The business began with a kid who needed a computer, Tate said, recounting the story of a suspended student who was able to keep up with his schoolwork when he was given access to a computer. As the presence of technology continues to increase in schools, a computer is becoming more and more of a necessity, and it is often the minimum a student needs.
Right: Maddie Tate, manager at PC’s for People in St. Paul, said computer access is a multi-faceted process, and isn’t solved simply by giving customers an older model for free. (Photo by Thomas Wred)
More to be done
Though providing computers to disadvantaged people is a significant step in shrinking the digital divide, these machines are limited in their usefulness without a working Internet connection. To help resolve this problem in the Twin Cities, PC’s for People began selling discounted Internet in September of last year. Three thousand customers have signed up since, Tate said.
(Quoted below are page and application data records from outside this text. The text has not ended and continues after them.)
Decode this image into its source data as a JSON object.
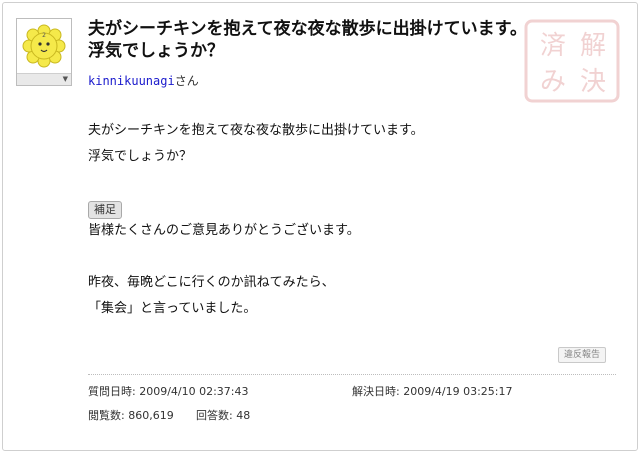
{
  "question": {
    "title": "夫がシーチキンを抱えて夜な夜な散歩に出掛けています。浮気でしょうか？",
    "asker_id": "kinnikuunagi",
    "asker_suffix": "さん",
    "body_lines": [
      "夫がシーチキンを抱えて夜な夜な散歩に出掛けています。",
      "浮気でしょうか？"
    ]
  },
  "stamp": {
    "text_lines": [
      "解",
      "済",
      "み",
      "決"
    ],
    "color": "#d98080"
  },
  "supplement": {
    "badge": "補足",
    "lines": [
      "皆様たくさんのご意見ありがとうございます。",
      "",
      "昨夜、毎晩どこに行くのか訊ねてみたら、",
      "「集会」と言っていました。"
    ]
  },
  "report_button": "違反報告",
  "meta": {
    "asked_label": "質問日時",
    "asked_value": "2009/4/10 02:37:43",
    "resolved_label": "解決日時",
    "resolved_value": "2009/4/19 03:25:17",
    "views_label": "閲覧数",
    "views_value": "860,619",
    "answers_label": "回答数",
    "answers_value": "48"
  },
  "avatar": {
    "icon": "yellow-flower-character-icon",
    "color": "#f5e94a",
    "menu_icon": "dropdown-arrow-icon"
  }
}
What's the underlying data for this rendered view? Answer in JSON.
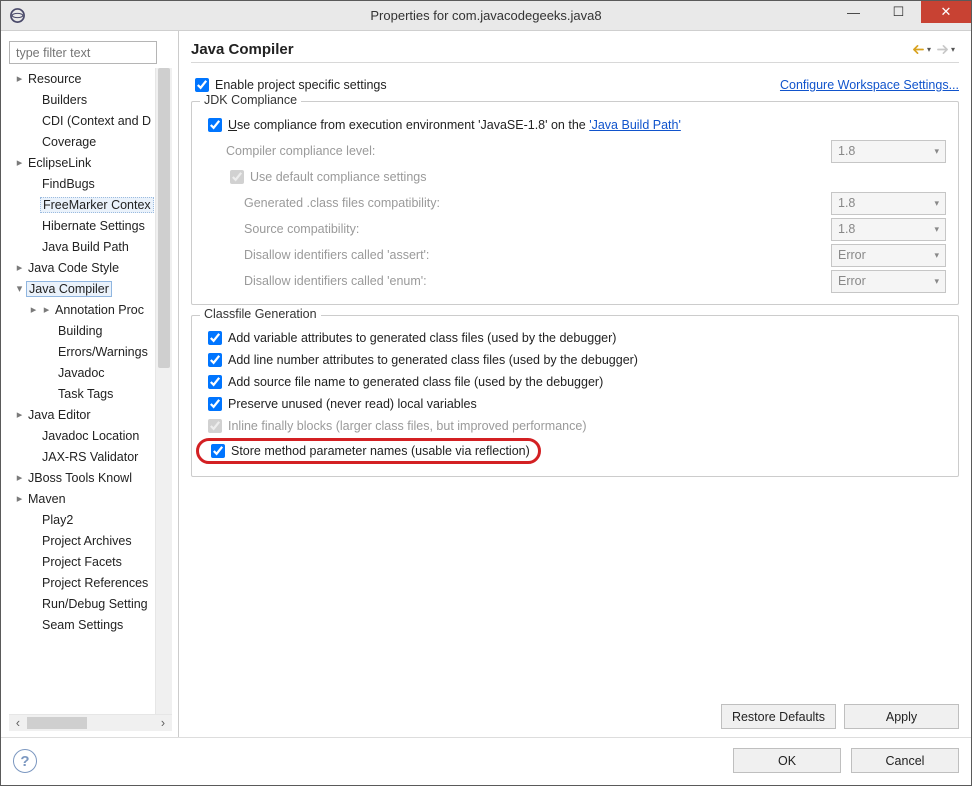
{
  "window": {
    "title": "Properties for com.javacodegeeks.java8"
  },
  "filter": {
    "placeholder": "type filter text"
  },
  "tree": {
    "items": [
      {
        "label": "Resource",
        "depth": 0,
        "tw": "›"
      },
      {
        "label": "Builders",
        "depth": 1,
        "tw": ""
      },
      {
        "label": "CDI (Context and D",
        "depth": 1,
        "tw": ""
      },
      {
        "label": "Coverage",
        "depth": 1,
        "tw": ""
      },
      {
        "label": "EclipseLink",
        "depth": 0,
        "tw": "›"
      },
      {
        "label": "FindBugs",
        "depth": 1,
        "tw": ""
      },
      {
        "label": "FreeMarker Contex",
        "depth": 1,
        "tw": "",
        "selected": true
      },
      {
        "label": "Hibernate Settings",
        "depth": 1,
        "tw": ""
      },
      {
        "label": "Java Build Path",
        "depth": 1,
        "tw": ""
      },
      {
        "label": "Java Code Style",
        "depth": 0,
        "tw": "›"
      },
      {
        "label": "Java Compiler",
        "depth": 0,
        "tw": "⌄",
        "expandedsel": true
      },
      {
        "label": "Annotation Proc",
        "depth": 1,
        "tw": "›",
        "extra": true
      },
      {
        "label": "Building",
        "depth": 2,
        "tw": ""
      },
      {
        "label": "Errors/Warnings",
        "depth": 2,
        "tw": ""
      },
      {
        "label": "Javadoc",
        "depth": 2,
        "tw": ""
      },
      {
        "label": "Task Tags",
        "depth": 2,
        "tw": ""
      },
      {
        "label": "Java Editor",
        "depth": 0,
        "tw": "›"
      },
      {
        "label": "Javadoc Location",
        "depth": 1,
        "tw": ""
      },
      {
        "label": "JAX-RS Validator",
        "depth": 1,
        "tw": ""
      },
      {
        "label": "JBoss Tools Knowl",
        "depth": 0,
        "tw": "›"
      },
      {
        "label": "Maven",
        "depth": 0,
        "tw": "›"
      },
      {
        "label": "Play2",
        "depth": 1,
        "tw": ""
      },
      {
        "label": "Project Archives",
        "depth": 1,
        "tw": ""
      },
      {
        "label": "Project Facets",
        "depth": 1,
        "tw": ""
      },
      {
        "label": "Project References",
        "depth": 1,
        "tw": ""
      },
      {
        "label": "Run/Debug Setting",
        "depth": 1,
        "tw": ""
      },
      {
        "label": "Seam Settings",
        "depth": 1,
        "tw": ""
      }
    ]
  },
  "page": {
    "title": "Java Compiler",
    "enable_label": "Enable project specific settings",
    "configure_link": "Configure Workspace Settings..."
  },
  "jdk": {
    "title": "JDK Compliance",
    "use_env_prefix": "Use compliance from execution environment 'JavaSE-1.8' on the ",
    "use_env_underline": "U",
    "build_path_link": "'Java Build Path'",
    "compliance_level_label": "Compiler compliance level:",
    "compliance_level_value": "1.8",
    "use_default_label": "Use default compliance settings",
    "gen_class_label": "Generated .class files compatibility:",
    "gen_class_value": "1.8",
    "source_compat_label": "Source compatibility:",
    "source_compat_value": "1.8",
    "disallow_assert_label": "Disallow identifiers called 'assert':",
    "disallow_assert_value": "Error",
    "disallow_enum_label": "Disallow identifiers called 'enum':",
    "disallow_enum_value": "Error"
  },
  "classfile": {
    "title": "Classfile Generation",
    "opt1": "Add variable attributes to generated class files (used by the debugger)",
    "opt2": "Add line number attributes to generated class files (used by the debugger)",
    "opt3": "Add source file name to generated class file (used by the debugger)",
    "opt4": "Preserve unused (never read) local variables",
    "opt5": "Inline finally blocks (larger class files, but improved performance)",
    "opt6": "Store method parameter names (usable via reflection)"
  },
  "buttons": {
    "restore": "Restore Defaults",
    "apply": "Apply",
    "ok": "OK",
    "cancel": "Cancel"
  }
}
But organizations like Rondo Library and PC’s for People still have plenty to do in their efforts to increase teenagers’ access to technology. A report by the Pew Research Center found that in the United States, seven percent of teens do not have a computer available to them at home. For some teens, school papers cannot be easily typed, and communication through social media is not always an option.
It’s why Patterson has to go to a library to compete in the competitive job market. Her friends with technology have an easier time in school, and Patterson has noticed the difference.
“Without computers, kids fall behind,” Tate said.